Omegas have always aimed for the stars and, in one case, literally reached the heavens. Omega man Ronald McNair, an MIT-trained physicist, was among the seven astronauts who died in the 1986 explosion of the Challenger space shuttle. A crater on the moon was later named in his honor. And an Omega man has also served as NASA’s top Administrator.
Men of accomplishment have populated Omega Psi Phi’s membership chapters since the beginning. Among just a select few Omegas who have held starring roles on the world stage are:
- Dr. Charles Drew, a physician who developed the process of separating red and white blood cells. His work enabled the now-common use of blood plasma as a way to store blood for future use. Drew’s pioneering work has saved countless lives.
- Dr. Carter G. Woodson’s black history scholarship received an early boost when in 1920 Omega developed the National Achievement Week to support Woodson’s work. Omega man Woodson is considered the father of what is known today as Black History Month.
- NAACP leaders Roy Wilkins and Benjamin Hooks were Omega men as well.
The roster of Omega’s luminaries and high achievers is a lengthy one. Omega men have known how to direct raw intellect and academic training toward solving challenges of the day since the fraternity’s beginning.
With World War I on the horizon, for example, Omega men successfully lobbied President Woodrow Wilson to establish a facility to train African-American military officers. Professor Robert L. Gill, of Morgan State College, wrote in his 1962 book, “A History of the Omega Psi Phi Fraternity” that, with global war imminent, “Omega men wanted the opportunity to contribute to the national defense effort on an equal, even though segregated, basis.”
The result was the establishment of a military officers’ training camp for Negroes at Fort Des Moines. There, Omega quickly established a War Chapter to promote the fraternity’s cause and growth. Two of Omega’s founders served their country as officers with the American Expeditionary Force during the first World War.
To this day, military bases around the world have Omega Psi Phi graduate chapters as a vibrant part of the military community – a tangible sign that Omega men continue to excel in the uniformed services. Omega’s ranks have included men who’ve attained the ranks of general or vice admiral in the armed forces.
Omega’s members have contributed much to metro Atlanta’s history – and present. Morehouse College men still speak reverently of President Benjamin E. Mays, an Omega man known for his sterling leadership of the world-renowned school for African-American men. Today, Omega man and chief executive Keith Parker has resurrected Atlanta transit agency MARTA’s finances and service and put it on sound footing for the future.
Given the distinctive legacy and heritage of Omega, it shouldn’t be surprising that members are quick to distance themselves from the “Que dog” image prevalent in popular culture. Referring to members as “dogs,” and antics such as barking and other, related shenanigans are in no way part of the fraternity’s official programs or rituals. If asked, members are likely to gently advise questioners that they are, in fact, Omega men and not “Que dogs.”

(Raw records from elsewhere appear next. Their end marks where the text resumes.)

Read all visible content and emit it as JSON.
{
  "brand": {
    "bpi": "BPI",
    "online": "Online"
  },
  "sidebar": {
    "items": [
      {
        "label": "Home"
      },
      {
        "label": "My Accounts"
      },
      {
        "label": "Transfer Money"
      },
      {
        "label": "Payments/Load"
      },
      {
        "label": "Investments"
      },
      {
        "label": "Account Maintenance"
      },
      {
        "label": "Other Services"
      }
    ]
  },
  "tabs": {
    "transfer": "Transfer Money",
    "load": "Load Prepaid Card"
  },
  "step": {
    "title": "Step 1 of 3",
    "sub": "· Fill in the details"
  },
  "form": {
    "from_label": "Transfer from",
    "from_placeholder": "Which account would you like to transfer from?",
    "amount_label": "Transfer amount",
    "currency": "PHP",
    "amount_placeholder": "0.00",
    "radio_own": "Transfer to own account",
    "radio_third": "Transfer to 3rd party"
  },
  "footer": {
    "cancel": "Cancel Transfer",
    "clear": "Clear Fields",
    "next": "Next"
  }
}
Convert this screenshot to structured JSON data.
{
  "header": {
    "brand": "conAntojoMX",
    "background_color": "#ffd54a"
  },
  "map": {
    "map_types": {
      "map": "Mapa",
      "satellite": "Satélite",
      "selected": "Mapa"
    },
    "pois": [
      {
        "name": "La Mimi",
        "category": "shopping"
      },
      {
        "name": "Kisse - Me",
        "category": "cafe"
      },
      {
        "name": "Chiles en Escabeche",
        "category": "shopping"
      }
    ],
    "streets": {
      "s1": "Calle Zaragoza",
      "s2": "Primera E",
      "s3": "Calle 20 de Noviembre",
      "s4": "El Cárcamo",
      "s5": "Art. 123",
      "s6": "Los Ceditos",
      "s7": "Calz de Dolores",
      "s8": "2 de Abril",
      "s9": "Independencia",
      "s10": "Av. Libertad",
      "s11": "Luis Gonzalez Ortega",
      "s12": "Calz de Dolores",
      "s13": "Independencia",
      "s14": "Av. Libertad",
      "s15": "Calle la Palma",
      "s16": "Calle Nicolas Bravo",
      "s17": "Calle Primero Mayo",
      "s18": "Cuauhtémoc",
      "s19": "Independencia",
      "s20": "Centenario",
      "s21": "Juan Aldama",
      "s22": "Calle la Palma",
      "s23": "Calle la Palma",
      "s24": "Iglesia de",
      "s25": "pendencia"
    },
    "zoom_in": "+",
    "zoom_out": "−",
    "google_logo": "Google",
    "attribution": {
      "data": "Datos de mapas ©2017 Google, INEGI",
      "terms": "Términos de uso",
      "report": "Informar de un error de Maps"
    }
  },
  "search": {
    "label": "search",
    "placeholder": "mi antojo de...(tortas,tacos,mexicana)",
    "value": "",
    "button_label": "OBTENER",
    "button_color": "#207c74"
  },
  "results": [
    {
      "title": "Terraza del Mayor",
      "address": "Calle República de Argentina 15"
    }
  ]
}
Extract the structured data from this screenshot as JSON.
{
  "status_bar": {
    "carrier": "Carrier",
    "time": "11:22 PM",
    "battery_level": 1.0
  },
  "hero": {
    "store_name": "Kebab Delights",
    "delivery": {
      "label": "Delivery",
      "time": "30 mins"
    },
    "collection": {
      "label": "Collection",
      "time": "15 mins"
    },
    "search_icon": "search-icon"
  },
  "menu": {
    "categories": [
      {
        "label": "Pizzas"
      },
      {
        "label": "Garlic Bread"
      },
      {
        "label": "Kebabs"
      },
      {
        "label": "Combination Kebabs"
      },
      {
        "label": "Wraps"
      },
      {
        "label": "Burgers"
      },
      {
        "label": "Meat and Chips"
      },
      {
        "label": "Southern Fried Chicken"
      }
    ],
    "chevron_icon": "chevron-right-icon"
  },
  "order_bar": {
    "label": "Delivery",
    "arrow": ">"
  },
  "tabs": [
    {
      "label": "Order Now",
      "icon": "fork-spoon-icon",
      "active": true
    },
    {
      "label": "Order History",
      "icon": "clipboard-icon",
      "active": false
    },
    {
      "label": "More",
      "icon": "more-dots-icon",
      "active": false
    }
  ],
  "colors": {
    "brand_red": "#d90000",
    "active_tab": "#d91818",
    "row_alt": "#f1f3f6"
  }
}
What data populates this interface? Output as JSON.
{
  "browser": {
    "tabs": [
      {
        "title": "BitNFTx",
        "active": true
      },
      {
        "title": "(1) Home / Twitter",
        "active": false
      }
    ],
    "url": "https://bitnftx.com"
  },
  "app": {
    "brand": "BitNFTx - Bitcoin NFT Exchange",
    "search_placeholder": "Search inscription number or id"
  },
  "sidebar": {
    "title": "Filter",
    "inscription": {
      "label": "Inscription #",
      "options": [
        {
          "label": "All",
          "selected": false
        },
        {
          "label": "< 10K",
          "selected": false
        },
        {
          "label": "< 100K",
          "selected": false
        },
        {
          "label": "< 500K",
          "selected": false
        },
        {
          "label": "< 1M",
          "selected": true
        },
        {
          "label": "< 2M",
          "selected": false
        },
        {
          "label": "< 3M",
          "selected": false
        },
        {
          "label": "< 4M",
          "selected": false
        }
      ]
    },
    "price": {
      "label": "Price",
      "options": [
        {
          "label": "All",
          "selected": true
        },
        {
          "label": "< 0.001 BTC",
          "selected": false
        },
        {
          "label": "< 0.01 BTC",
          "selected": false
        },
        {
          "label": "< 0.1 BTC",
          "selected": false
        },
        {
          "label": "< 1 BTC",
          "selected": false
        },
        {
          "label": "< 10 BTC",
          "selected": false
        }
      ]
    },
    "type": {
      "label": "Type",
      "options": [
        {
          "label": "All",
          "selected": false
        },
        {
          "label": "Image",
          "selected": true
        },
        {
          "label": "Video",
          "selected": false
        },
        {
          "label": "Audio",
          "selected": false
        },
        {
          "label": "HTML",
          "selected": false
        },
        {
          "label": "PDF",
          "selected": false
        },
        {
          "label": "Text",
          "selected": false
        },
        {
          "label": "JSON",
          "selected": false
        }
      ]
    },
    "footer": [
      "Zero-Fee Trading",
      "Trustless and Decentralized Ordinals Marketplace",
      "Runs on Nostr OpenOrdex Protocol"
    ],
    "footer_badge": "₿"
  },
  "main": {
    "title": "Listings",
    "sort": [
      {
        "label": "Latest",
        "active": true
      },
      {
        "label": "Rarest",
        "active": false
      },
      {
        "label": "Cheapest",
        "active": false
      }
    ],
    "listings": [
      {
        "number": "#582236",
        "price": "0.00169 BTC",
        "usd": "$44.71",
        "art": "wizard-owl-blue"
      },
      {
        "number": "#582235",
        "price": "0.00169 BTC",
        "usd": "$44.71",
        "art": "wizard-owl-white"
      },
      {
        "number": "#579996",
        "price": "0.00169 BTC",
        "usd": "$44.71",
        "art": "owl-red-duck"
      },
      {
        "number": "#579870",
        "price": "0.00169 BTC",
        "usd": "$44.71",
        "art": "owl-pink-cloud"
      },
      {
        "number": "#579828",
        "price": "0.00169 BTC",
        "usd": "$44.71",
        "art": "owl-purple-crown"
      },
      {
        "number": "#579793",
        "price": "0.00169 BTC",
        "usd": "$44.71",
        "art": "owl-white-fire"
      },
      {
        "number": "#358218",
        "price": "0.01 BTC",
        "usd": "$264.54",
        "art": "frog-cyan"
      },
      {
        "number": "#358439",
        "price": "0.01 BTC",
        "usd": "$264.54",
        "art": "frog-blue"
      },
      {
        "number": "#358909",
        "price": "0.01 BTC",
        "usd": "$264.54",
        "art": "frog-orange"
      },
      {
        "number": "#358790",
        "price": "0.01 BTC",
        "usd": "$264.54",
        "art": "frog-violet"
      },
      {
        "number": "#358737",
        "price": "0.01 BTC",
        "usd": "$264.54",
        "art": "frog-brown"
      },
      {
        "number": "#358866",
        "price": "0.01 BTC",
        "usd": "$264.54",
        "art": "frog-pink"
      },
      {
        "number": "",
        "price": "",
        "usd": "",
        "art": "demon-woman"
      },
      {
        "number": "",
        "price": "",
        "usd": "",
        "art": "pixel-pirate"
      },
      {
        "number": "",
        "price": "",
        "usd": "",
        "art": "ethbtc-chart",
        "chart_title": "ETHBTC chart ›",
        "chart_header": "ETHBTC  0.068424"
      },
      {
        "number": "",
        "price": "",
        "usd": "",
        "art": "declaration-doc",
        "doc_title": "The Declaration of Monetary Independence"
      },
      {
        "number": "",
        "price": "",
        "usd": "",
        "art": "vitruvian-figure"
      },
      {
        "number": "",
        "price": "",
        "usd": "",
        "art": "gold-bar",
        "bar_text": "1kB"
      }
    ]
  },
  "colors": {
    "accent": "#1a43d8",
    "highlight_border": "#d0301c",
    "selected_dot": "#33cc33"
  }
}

Omega Psi Phi Fraternity is understandably proud of its illustrious history. The organization is also firmly focused on the future and finding new ways to empower and train its members to make a difference in their communities and the broader world.
Through endeavors such as its work with President Barack Obama’s “My Brother’s Keeper” initiative, Omega men continue to blaze a bold path toward continuing to raise generations of leaders to meet the challenges of now and tomorrow.